BEGIN

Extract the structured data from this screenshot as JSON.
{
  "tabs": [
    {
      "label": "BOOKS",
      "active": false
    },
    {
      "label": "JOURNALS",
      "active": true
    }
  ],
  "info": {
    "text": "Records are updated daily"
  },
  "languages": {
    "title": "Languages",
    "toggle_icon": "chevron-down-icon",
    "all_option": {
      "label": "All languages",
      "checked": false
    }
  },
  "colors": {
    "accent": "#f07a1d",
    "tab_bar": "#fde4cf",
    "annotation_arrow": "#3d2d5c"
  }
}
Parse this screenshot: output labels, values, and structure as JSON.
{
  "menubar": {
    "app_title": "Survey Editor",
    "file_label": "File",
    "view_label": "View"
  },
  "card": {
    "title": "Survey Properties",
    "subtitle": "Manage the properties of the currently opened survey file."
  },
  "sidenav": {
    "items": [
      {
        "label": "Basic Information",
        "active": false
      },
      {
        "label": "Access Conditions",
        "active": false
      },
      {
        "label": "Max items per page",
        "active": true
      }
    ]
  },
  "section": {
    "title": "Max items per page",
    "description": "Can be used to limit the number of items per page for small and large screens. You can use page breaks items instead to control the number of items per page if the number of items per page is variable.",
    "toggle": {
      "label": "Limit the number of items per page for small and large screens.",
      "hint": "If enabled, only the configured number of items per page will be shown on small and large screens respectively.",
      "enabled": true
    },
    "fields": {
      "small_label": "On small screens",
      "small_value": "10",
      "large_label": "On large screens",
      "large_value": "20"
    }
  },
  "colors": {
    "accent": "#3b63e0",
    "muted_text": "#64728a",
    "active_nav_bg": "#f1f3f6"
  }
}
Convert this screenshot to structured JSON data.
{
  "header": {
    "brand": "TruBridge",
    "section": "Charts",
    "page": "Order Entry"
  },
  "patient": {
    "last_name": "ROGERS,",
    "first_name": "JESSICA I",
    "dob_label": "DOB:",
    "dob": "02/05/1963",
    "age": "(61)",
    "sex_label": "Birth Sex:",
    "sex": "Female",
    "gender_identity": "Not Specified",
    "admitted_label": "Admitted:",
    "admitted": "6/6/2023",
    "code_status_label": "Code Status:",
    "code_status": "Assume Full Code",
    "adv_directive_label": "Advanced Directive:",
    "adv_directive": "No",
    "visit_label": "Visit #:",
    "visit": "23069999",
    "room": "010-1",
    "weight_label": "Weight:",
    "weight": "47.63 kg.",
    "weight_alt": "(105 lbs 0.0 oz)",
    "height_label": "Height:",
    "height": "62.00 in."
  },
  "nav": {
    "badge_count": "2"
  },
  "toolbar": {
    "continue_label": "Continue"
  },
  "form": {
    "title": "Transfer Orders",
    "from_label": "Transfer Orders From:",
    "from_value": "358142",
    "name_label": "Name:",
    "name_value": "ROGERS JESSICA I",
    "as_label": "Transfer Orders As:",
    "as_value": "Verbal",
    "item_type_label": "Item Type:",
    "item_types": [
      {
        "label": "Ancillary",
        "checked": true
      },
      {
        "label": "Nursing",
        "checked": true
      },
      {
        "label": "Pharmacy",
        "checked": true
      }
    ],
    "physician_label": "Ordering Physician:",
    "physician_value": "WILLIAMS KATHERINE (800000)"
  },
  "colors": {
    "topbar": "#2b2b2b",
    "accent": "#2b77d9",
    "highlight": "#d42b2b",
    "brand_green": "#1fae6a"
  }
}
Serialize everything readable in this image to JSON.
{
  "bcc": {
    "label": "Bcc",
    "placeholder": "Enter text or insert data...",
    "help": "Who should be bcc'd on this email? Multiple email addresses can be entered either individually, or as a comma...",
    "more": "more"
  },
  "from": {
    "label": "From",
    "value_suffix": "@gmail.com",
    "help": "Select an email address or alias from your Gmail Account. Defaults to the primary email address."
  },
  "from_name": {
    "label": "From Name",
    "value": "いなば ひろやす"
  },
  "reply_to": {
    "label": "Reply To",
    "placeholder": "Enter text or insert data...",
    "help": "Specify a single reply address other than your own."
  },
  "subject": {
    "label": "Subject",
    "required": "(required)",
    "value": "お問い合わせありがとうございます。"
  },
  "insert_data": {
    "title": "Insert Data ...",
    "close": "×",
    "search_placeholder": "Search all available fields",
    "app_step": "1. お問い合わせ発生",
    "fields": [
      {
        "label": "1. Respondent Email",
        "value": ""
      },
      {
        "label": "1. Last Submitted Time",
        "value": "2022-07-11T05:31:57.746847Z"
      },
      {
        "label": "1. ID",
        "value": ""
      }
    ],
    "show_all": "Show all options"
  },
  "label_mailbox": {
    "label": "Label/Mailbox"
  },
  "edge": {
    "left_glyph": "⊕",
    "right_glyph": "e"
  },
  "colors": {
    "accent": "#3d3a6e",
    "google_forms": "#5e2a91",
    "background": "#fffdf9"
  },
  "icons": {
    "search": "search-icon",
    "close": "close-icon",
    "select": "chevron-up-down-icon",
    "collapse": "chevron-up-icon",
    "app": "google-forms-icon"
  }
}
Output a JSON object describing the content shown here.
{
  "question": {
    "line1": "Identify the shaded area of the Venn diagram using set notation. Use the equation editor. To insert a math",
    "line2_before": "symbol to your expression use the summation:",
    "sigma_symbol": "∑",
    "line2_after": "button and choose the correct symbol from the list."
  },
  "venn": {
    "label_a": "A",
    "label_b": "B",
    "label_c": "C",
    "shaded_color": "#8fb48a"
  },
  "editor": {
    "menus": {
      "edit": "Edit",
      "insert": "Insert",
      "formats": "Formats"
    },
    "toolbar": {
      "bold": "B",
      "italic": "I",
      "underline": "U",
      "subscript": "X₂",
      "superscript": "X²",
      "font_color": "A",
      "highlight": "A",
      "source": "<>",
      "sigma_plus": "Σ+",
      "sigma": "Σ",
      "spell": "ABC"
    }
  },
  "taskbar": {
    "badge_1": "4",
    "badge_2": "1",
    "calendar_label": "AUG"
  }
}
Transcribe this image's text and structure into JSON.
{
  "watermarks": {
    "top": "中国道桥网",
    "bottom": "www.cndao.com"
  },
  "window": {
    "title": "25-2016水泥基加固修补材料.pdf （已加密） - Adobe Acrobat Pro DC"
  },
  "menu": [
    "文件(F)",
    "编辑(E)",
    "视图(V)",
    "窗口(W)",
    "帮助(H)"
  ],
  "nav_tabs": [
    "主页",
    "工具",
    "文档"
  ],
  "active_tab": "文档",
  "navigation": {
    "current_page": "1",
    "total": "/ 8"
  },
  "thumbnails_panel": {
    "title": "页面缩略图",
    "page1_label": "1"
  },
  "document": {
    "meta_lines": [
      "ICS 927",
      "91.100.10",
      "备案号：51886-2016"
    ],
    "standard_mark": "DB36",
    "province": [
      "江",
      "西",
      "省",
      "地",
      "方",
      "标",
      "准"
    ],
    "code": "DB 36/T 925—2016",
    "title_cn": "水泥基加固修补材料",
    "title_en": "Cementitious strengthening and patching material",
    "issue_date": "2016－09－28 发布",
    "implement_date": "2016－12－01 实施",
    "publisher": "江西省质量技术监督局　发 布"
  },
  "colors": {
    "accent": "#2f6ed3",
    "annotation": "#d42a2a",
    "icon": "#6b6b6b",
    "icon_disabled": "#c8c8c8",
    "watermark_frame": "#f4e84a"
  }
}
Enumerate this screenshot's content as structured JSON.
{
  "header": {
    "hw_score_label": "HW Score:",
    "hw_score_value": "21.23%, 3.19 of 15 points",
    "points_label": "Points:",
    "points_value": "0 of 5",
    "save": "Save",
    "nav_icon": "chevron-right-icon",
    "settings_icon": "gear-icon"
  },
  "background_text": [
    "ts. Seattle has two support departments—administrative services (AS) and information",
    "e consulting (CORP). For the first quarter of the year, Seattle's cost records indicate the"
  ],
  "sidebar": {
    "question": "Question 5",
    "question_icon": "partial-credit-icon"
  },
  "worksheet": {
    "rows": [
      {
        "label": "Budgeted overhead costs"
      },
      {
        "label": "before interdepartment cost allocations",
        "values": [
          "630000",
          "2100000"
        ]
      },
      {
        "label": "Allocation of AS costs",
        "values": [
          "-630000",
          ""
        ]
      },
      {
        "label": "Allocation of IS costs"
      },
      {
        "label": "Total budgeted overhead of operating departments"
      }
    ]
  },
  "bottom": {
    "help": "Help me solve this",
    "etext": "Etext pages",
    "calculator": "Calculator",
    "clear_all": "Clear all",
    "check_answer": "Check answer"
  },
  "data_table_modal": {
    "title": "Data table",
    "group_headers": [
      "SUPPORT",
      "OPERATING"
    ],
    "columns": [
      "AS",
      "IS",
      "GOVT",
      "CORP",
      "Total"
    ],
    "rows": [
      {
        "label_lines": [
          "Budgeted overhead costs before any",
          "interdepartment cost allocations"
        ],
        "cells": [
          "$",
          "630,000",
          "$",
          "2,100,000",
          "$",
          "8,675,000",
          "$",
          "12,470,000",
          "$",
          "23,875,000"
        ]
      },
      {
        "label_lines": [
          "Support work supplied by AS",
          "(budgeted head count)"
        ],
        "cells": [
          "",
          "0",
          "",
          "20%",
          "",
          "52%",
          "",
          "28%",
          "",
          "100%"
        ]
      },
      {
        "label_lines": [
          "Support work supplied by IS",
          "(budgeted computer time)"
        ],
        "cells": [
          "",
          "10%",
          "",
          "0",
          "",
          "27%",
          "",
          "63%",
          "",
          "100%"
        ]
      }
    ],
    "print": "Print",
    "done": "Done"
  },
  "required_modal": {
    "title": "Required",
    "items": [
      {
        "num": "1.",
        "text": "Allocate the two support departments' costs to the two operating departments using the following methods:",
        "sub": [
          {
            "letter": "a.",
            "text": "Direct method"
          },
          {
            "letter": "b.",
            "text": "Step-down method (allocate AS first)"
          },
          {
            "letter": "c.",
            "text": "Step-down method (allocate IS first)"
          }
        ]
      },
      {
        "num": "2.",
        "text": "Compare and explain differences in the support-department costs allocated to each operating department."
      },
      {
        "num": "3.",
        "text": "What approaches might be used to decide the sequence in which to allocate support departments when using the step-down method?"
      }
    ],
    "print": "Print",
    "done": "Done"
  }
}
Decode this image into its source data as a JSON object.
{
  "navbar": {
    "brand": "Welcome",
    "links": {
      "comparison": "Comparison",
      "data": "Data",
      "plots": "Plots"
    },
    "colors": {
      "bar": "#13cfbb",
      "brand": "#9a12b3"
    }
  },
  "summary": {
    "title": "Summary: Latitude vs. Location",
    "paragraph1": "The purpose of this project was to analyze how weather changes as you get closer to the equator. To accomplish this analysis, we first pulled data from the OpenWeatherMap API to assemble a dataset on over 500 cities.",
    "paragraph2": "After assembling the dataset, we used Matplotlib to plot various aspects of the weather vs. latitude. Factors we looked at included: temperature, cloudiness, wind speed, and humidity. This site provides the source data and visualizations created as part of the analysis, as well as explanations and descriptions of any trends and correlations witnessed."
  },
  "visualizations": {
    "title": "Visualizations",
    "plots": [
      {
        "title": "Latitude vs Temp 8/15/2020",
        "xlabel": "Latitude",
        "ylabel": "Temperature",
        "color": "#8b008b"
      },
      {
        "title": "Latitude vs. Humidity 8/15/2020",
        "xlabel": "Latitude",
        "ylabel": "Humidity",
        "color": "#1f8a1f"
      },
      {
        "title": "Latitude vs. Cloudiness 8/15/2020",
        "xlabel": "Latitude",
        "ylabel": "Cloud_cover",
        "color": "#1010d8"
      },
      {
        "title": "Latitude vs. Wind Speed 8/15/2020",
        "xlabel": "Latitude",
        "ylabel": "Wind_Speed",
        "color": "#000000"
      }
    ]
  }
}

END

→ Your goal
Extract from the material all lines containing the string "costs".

→ Finished task
        "label": "Budgeted overhead costs"
        "label": "Allocation of AS costs",
        "label": "Allocation of IS costs"
          "Budgeted overhead costs before any",
        "text": "Allocate the two support departments' costs to the two operating departments using the following methods:",
        "text": "Compare and explain differences in the support-department costs allocated to each operating department."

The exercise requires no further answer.